Both clubs decided to preserve possible Game 7 starters Luis Severino and Gerrit Cole, electing to have a “bullpen day” for a pivotal Game 6. Chad Green took the mound for the Yankees, tossing one inning before handing the ball off to a long line of relievers, while Brad Peacock‘s rare playoff start was capped at 1 2/3 innings. According to ESPN Stats & Info, that made it the first postseason game since 1999 in which neither starting pitcher lasted two innings or longer.

All told, the two clubs utilized a total of 13 pitchers to make it through nine innings. The Astros lost Ryan Pressly to a worrisome knee injury in the third, but were able to lean on José Urquidy for 2 2/3 innings of one-run, five-strikeout ball. Although Yankees’ bullpen fought back in every inning, they had considerable difficulty recovering from Yuli Gurriel‘s three-run homer off of Green in the bottom of the first:

Still, New York managed to get in a couple of knocks as well: first, with Gary Sanchez‘s RBI single in the second inning, then with Gio Urshela‘s 395-foot blast in the fourth inning — the second of his postseason career to date. That wasn’t enough to close the gap, however, and Alex Bregman‘s productive groundout in the sixth helped cushion the Astros’ lead as they headed toward the final few innings of the series.

That lead started to look a little shaky in the ninth. Only three outs away from a ticket to the World Series, Houston closer Roberto Osuna gave up a leadoff single to Urshela, which was quickly followed by a jaw-dropping, full-count, game-tying two-run shot from DJ LeMahieu that barely cleared the right field fence.

With the threat of extra innings and a potential loss looming, the Astros engineered a last-minute rally to regain the lead and stake their claim for the pennant. With two outs and no runners on, George Springer took a five-pitch walk from Aroldis Chapman. In the next at-bat, Houston pinned their hopes on José Altuve — and he didn’t disappoint, lifting a 2-1 slider out to left field for a 406-foot, two-RBI homer that confirmed the Astros’ series win.

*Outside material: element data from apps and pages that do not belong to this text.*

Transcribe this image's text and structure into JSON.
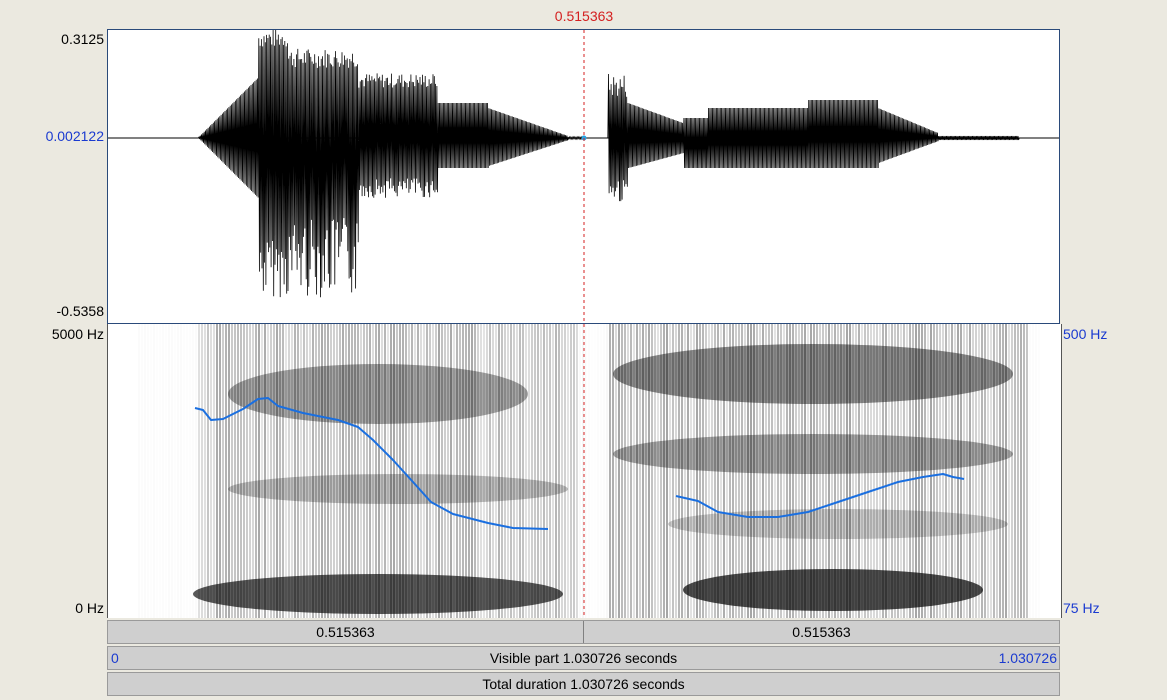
{
  "cursor": {
    "time_label": "0.515363"
  },
  "waveform": {
    "y_max_label": "0.3125",
    "y_center_label": "0.002122",
    "y_min_label": "-0.5358"
  },
  "spectrogram": {
    "freq_top_label": "5000 Hz",
    "freq_bottom_label": "0 Hz",
    "pitch_top_label": "500 Hz",
    "pitch_bottom_label": "75 Hz"
  },
  "selection_bar": {
    "left_duration": "0.515363",
    "right_duration": "0.515363"
  },
  "visible_bar": {
    "start": "0",
    "label": "Visible part 1.030726 seconds",
    "end": "1.030726"
  },
  "total_bar": {
    "label": "Total duration 1.030726 seconds"
  },
  "colors": {
    "cursor": "#d42020",
    "pitch": "#1a6fe0",
    "axis_blue": "#1a3ad0"
  }
}
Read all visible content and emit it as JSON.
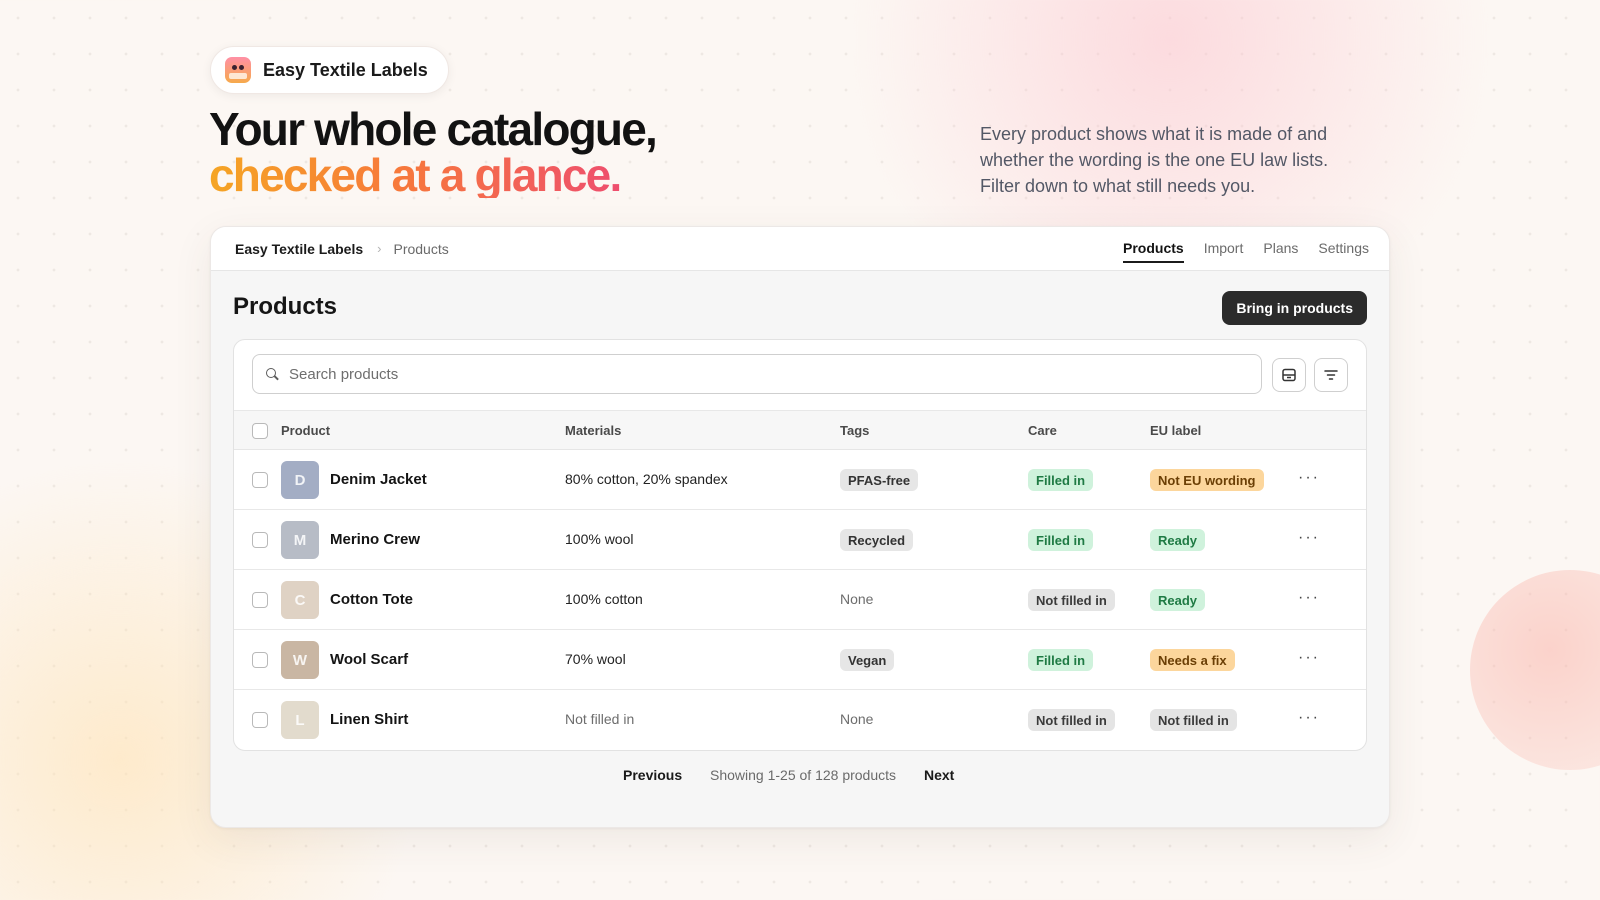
{
  "brand": {
    "name": "Easy Textile Labels",
    "logo_icon": "label-mascot-icon"
  },
  "hero": {
    "line1": "Your whole catalogue,",
    "line2": "checked at a glance.",
    "description": "Every product shows what it is made of and whether the wording is the one EU law lists. Filter down to what still needs you.",
    "gradient_colors": [
      "#f5a524",
      "#f77a3a",
      "#ee4e6e"
    ]
  },
  "app": {
    "breadcrumb": {
      "root": "Easy Textile Labels",
      "current": "Products"
    },
    "nav": [
      {
        "label": "Products",
        "active": true
      },
      {
        "label": "Import",
        "active": false
      },
      {
        "label": "Plans",
        "active": false
      },
      {
        "label": "Settings",
        "active": false
      }
    ],
    "page_title": "Products",
    "primary_action": "Bring in products",
    "search": {
      "placeholder": "Search products",
      "value": ""
    },
    "toolbar_icons": [
      "view-toggle-icon",
      "filter-icon"
    ],
    "columns": {
      "product": "Product",
      "materials": "Materials",
      "tags": "Tags",
      "care": "Care",
      "eu_label": "EU label"
    },
    "rows": [
      {
        "initial": "D",
        "avatar_color": "#a3adc4",
        "name": "Denim Jacket",
        "materials": "80% cotton, 20% spandex",
        "materials_empty": false,
        "tag": "PFAS-free",
        "care": "Filled in",
        "care_status": "green",
        "eu": "Not EU wording",
        "eu_status": "orange"
      },
      {
        "initial": "M",
        "avatar_color": "#b7bcc6",
        "name": "Merino Crew",
        "materials": "100% wool",
        "materials_empty": false,
        "tag": "Recycled",
        "care": "Filled in",
        "care_status": "green",
        "eu": "Ready",
        "eu_status": "green"
      },
      {
        "initial": "C",
        "avatar_color": "#dfd2c4",
        "name": "Cotton Tote",
        "materials": "100% cotton",
        "materials_empty": false,
        "tag": "None",
        "care": "Not filled in",
        "care_status": "gray",
        "eu": "Ready",
        "eu_status": "green"
      },
      {
        "initial": "W",
        "avatar_color": "#c9b6a3",
        "name": "Wool Scarf",
        "materials": "70% wool",
        "materials_empty": false,
        "tag": "Vegan",
        "care": "Filled in",
        "care_status": "green",
        "eu": "Needs a fix",
        "eu_status": "orange"
      },
      {
        "initial": "L",
        "avatar_color": "#e2dbcd",
        "name": "Linen Shirt",
        "materials": "Not filled in",
        "materials_empty": true,
        "tag": "None",
        "care": "Not filled in",
        "care_status": "gray",
        "eu": "Not filled in",
        "eu_status": "gray"
      }
    ],
    "row_menu_glyph": "···",
    "pager": {
      "previous": "Previous",
      "info": "Showing 1-25 of 128 products",
      "next": "Next"
    },
    "status_colors": {
      "green": {
        "bg": "#cff2dc",
        "fg": "#1f7a44"
      },
      "orange": {
        "bg": "#fcd69c",
        "fg": "#6b3f05"
      },
      "gray": {
        "bg": "#e4e4e4",
        "fg": "#3b3b3b"
      },
      "tag": {
        "bg": "#e6e6e6",
        "fg": "#333333"
      }
    }
  }
}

The 2019 World Series will mark the third Fall Classic appearance for the Astros and the first for the Nationals. It all begins on Tuesday night.